> [What is expected] Would you repeat all of the records underneath, exactly as written?

> [Supplied data]

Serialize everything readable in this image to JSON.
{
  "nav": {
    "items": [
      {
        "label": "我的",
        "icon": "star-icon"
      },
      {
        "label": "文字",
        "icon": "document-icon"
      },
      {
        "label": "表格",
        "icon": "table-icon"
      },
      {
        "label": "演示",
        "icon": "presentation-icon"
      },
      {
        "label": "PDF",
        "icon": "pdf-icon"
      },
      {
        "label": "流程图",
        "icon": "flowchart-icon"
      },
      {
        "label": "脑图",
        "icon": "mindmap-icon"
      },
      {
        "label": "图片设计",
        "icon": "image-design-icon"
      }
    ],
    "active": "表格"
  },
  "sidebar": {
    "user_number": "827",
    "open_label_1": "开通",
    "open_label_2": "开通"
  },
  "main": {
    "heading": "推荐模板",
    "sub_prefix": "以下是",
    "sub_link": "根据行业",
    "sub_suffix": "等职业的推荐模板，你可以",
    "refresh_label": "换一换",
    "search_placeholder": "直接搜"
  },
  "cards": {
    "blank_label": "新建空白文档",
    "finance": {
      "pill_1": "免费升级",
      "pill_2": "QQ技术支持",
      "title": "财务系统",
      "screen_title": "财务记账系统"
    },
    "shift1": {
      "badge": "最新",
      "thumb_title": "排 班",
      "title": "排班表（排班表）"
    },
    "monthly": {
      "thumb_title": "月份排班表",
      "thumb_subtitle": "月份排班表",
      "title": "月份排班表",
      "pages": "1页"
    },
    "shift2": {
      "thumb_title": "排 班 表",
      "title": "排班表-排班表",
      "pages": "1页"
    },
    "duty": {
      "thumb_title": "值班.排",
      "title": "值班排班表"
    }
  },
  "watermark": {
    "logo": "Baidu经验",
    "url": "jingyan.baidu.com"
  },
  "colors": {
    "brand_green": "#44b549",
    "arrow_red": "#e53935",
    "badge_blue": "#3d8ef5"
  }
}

> [Response for this exercise]
Serialize everything readable in this image to JSON.
{
  "nav": {
    "items": [
      {
        "label": "我的",
        "icon": "star-icon"
      },
      {
        "label": "文字",
        "icon": "document-icon"
      },
      {
        "label": "表格",
        "icon": "table-icon"
      },
      {
        "label": "演示",
        "icon": "presentation-icon"
      },
      {
        "label": "PDF",
        "icon": "pdf-icon"
      },
      {
        "label": "流程图",
        "icon": "flowchart-icon"
      },
      {
        "label": "脑图",
        "icon": "mindmap-icon"
      },
      {
        "label": "图片设计",
        "icon": "image-design-icon"
      }
    ],
    "active": "表格"
  },
  "sidebar": {
    "user_number": "827",
    "open_label_1": "开通",
    "open_label_2": "开通"
  },
  "main": {
    "heading": "推荐模板",
    "sub_prefix": "以下是",
    "sub_link": "根据行业",
    "sub_suffix": "等职业的推荐模板，你可以",
    "refresh_label": "换一换",
    "search_placeholder": "直接搜"
  },
  "cards": {
    "blank_label": "新建空白文档",
    "finance": {
      "pill_1": "免费升级",
      "pill_2": "QQ技术支持",
      "title": "财务系统",
      "screen_title": "财务记账系统"
    },
    "shift1": {
      "badge": "最新",
      "thumb_title": "排 班",
      "title": "排班表（排班表）"
    },
    "monthly": {
      "thumb_title": "月份排班表",
      "thumb_subtitle": "月份排班表",
      "title": "月份排班表",
      "pages": "1页"
    },
    "shift2": {
      "thumb_title": "排 班 表",
      "title": "排班表-排班表",
      "pages": "1页"
    },
    "duty": {
      "thumb_title": "值班.排",
      "title": "值班排班表"
    }
  },
  "watermark": {
    "logo": "Baidu经验",
    "url": "jingyan.baidu.com"
  },
  "colors": {
    "brand_green": "#44b549",
    "arrow_red": "#e53935",
    "badge_blue": "#3d8ef5"
  }
}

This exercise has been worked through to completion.